• What the task asks:
In the entries below, identify every line with the string "distance" and copy it.

(Web page and app entries)
§

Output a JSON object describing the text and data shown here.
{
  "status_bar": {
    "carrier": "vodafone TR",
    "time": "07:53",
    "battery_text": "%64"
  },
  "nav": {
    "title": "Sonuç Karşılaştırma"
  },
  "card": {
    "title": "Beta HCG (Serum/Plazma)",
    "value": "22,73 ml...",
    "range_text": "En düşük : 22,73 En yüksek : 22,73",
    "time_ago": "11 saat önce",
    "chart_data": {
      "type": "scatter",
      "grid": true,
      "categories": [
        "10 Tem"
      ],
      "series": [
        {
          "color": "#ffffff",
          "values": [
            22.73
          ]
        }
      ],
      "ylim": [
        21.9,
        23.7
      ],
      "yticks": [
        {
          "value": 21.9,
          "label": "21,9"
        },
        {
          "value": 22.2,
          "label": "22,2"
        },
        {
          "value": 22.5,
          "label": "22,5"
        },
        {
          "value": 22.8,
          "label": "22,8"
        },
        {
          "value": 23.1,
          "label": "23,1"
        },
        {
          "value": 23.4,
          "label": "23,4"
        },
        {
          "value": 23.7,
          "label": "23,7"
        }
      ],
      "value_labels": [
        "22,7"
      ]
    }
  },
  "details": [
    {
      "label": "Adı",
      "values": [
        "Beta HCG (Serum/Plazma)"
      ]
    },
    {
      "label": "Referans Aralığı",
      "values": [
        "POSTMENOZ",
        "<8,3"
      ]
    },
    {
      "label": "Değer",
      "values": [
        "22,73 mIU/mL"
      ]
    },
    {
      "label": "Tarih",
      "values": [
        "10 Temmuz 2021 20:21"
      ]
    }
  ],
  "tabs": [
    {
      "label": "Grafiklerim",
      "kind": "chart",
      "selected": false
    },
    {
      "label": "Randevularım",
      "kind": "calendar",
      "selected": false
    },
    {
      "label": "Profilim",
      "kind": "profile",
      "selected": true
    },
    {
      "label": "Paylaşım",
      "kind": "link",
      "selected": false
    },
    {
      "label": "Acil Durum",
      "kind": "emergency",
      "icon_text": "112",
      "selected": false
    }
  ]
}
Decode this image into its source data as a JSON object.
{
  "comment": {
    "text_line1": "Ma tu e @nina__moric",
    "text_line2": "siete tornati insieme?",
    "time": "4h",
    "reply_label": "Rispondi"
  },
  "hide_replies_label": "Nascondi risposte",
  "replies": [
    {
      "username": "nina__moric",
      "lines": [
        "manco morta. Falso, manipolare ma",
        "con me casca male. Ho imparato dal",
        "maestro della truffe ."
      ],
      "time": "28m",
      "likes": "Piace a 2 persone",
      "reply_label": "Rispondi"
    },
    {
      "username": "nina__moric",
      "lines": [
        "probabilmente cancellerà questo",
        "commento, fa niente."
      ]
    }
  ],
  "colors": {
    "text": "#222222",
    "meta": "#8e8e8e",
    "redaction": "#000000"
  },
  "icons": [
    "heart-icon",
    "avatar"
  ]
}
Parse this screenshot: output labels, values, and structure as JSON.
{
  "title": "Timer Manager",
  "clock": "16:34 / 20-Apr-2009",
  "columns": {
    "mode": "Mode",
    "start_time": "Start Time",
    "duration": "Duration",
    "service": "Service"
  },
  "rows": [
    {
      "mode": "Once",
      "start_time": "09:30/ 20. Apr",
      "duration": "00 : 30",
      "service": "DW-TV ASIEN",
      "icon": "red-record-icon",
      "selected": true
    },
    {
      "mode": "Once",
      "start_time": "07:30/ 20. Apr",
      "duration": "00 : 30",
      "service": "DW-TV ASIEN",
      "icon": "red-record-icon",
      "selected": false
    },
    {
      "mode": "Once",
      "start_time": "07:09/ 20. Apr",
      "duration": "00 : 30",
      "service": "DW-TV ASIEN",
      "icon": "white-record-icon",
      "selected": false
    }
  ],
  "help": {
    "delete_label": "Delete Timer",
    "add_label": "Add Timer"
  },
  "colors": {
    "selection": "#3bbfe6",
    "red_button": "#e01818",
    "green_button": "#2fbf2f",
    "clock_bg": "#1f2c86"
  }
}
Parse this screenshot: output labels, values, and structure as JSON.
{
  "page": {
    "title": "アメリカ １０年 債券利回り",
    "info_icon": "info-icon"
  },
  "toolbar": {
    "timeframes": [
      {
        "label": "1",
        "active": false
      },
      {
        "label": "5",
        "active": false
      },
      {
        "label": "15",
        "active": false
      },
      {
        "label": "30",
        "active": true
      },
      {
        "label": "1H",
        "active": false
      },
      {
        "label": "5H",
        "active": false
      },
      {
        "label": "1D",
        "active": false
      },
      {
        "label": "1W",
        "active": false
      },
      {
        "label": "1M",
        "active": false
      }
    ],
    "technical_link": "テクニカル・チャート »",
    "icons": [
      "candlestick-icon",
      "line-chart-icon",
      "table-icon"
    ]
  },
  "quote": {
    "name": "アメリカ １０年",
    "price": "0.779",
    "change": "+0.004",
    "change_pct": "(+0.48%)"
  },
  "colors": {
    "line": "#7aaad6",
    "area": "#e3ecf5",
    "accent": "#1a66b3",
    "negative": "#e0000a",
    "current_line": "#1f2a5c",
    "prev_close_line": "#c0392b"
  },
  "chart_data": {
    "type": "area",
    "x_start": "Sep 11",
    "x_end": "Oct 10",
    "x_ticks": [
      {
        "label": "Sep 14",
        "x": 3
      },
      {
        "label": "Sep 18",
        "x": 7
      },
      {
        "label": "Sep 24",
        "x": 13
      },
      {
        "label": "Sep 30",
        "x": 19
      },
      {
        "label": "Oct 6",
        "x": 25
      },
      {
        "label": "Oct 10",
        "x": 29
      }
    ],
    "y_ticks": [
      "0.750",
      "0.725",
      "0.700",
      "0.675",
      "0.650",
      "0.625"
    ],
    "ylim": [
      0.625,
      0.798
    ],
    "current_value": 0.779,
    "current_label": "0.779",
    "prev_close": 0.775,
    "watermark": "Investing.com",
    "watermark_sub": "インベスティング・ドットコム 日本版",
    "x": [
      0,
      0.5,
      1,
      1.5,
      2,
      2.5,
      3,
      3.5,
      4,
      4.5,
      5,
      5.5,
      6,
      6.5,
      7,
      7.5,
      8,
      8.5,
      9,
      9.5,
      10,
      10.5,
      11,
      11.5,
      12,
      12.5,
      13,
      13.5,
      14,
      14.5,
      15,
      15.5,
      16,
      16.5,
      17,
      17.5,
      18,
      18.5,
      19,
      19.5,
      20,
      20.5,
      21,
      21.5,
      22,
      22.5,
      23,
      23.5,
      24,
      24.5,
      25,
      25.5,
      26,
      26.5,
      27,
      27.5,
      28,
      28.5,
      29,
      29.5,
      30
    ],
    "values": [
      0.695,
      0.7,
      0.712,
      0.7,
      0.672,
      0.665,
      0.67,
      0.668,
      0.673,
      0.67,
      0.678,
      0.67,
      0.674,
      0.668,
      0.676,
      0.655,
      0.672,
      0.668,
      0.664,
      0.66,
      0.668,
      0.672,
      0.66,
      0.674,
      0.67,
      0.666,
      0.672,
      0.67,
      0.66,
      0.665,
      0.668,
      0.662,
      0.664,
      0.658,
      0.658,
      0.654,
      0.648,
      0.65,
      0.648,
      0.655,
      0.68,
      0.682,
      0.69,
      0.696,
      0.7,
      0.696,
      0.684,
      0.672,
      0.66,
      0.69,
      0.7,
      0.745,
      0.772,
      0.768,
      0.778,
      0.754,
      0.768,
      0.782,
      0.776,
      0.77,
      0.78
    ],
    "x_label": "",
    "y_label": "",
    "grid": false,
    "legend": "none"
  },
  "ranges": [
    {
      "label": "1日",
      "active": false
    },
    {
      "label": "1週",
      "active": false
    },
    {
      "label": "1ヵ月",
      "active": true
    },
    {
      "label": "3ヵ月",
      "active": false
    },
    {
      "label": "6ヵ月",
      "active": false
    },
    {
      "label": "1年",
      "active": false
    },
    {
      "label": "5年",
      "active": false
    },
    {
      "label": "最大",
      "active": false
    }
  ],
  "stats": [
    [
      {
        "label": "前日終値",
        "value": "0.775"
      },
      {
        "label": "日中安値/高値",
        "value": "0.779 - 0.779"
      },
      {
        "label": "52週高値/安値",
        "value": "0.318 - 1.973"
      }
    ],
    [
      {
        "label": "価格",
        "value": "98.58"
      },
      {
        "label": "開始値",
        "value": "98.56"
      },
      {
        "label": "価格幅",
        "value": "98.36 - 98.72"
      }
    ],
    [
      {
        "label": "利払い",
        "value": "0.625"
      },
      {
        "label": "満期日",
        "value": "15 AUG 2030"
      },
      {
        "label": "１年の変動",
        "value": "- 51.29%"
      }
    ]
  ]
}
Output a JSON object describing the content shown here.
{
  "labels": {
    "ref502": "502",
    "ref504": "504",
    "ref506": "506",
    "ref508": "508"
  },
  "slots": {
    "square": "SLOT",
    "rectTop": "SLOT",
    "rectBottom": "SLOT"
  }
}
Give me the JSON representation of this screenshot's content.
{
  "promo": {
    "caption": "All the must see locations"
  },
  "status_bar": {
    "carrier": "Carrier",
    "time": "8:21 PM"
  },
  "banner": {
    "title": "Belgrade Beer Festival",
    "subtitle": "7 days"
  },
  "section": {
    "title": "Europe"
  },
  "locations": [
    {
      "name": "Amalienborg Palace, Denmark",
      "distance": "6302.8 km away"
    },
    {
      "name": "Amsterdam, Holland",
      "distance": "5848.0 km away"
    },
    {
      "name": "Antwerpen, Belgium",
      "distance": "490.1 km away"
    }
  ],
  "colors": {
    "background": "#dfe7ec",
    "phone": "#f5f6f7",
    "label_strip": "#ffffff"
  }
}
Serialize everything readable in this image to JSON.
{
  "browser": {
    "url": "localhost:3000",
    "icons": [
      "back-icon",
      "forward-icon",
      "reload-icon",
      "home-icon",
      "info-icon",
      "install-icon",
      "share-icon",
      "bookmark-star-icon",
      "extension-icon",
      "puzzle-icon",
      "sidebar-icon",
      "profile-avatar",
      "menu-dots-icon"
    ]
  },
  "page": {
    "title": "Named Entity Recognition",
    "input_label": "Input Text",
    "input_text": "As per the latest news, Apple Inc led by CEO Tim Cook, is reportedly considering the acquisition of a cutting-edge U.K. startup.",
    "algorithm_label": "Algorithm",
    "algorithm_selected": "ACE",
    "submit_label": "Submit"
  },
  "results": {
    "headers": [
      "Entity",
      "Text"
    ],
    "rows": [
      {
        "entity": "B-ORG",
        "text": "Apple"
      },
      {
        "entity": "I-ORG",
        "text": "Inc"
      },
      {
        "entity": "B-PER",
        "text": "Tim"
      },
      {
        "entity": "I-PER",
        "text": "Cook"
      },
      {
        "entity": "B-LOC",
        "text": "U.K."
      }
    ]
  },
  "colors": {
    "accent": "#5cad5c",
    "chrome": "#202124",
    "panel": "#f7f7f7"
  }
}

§

• Answer to this exercise:
      "distance": "6302.8 km away"
      "distance": "5848.0 km away"
      "distance": "490.1 km away"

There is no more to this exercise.